The Neuro-Linguistic Programming Questionnaire (NLPQ) was designed and introduced by Reza Pishghadam (2011). It consists of 38 sentences and has eight categories according to eight factors:
1. Flexibility
Flexibility is the label for the first factor which consists of 6 items: 24, 33, 34, 36, 37 and 38 measure teachers? level of flexibility in classroom context in general. All these items test the negative actions and reactions of the teacher and if the teacher could manage the teaching process in a flexible way or not.
2. Anchoring
which refers to the process by which an internal or external stimulus triggers a response (Millrood, 2004). This factor consists of 4 items. Items 15, 25, 31 and 35 measure the amount of anchor that occur naturally or is set up intentionally by the teacher. Anchoring is related to students? success and progress, which are involved in items 31 and 35. The learners? need to be involved in class activities is measured by item 25.
3. Elicitation
Factor 3 which is known as Elicitation comprises 5 items. By definition elicitation refers to evoking a state by one`s behavior (Millrood, 2004). Items 9, 13, 18, 28, and 32, test the teacher?s strategy in gathering information by direct observation of non-verbal signals or by asking Meta Model questions.

4. Modeling
Modeling is the label which researchers selected for the fourth factor of the questionnaire. It consists of 3 items. Items 14, 26, and 30 which ask to what extent the teacher is successful in the process of presenting the new or difficult material in order to enable the students to accomplish a task. Also these items are related to accelerating learning by the teacher.
5. Individual Differences
Individual differences which is the fifth factor is explained as a tendency on the part of the teacher to give every individual student in the classroom a sense of belonging by considering all of their points of view and ideas. Items 4, 5, 8, 11, 12, 21, and 27 test the process of getting all the students engaged equally by the teacher.

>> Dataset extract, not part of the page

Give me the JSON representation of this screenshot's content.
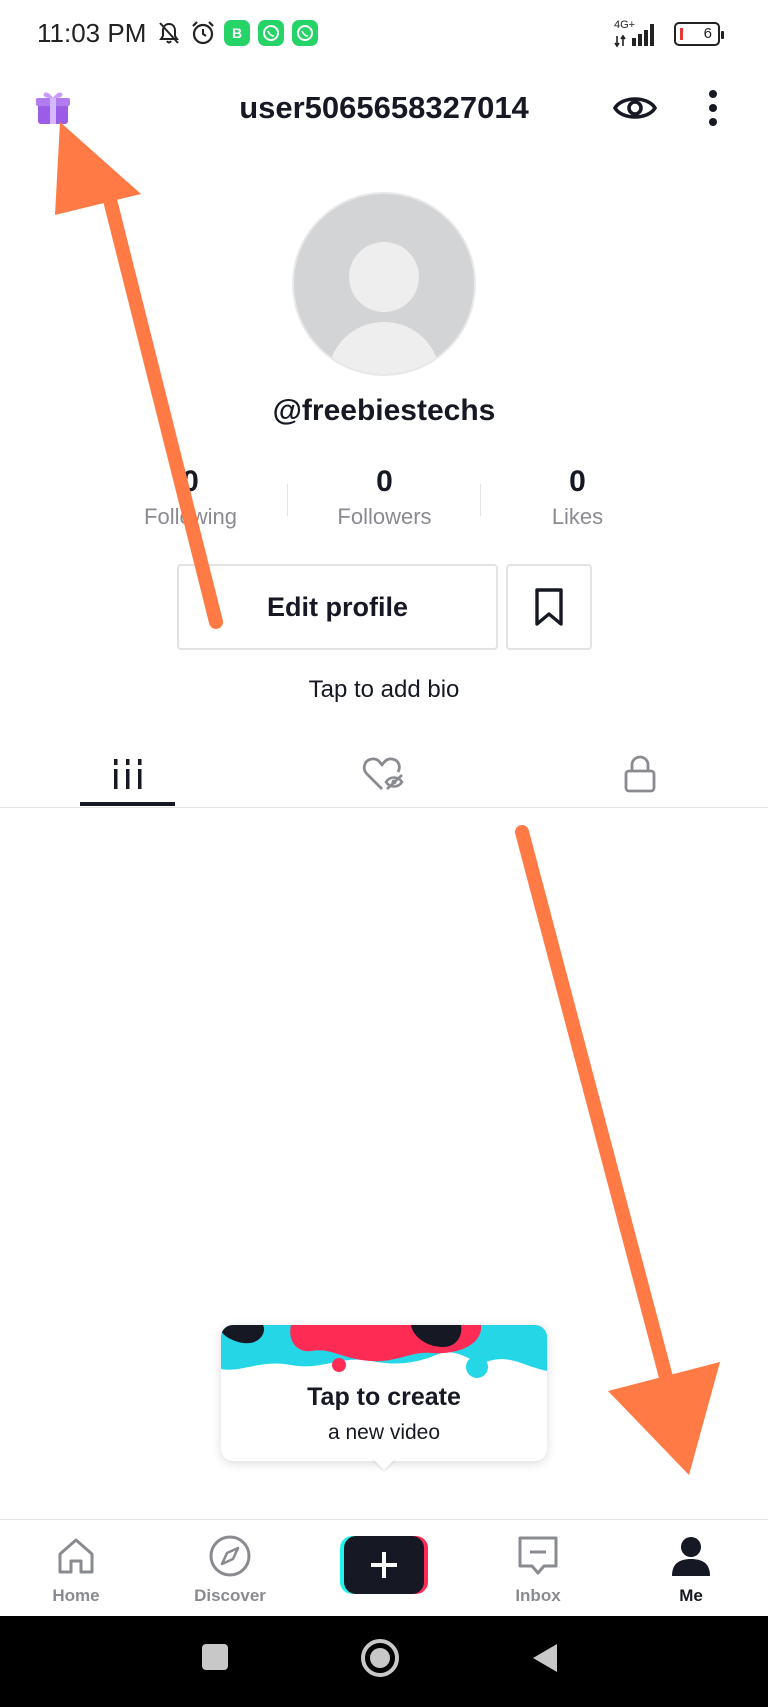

6. Leading
The sixth factor of the questionnaire that is consisted of 4 items is named Leading, which is referred to as changing one?s behavior with enough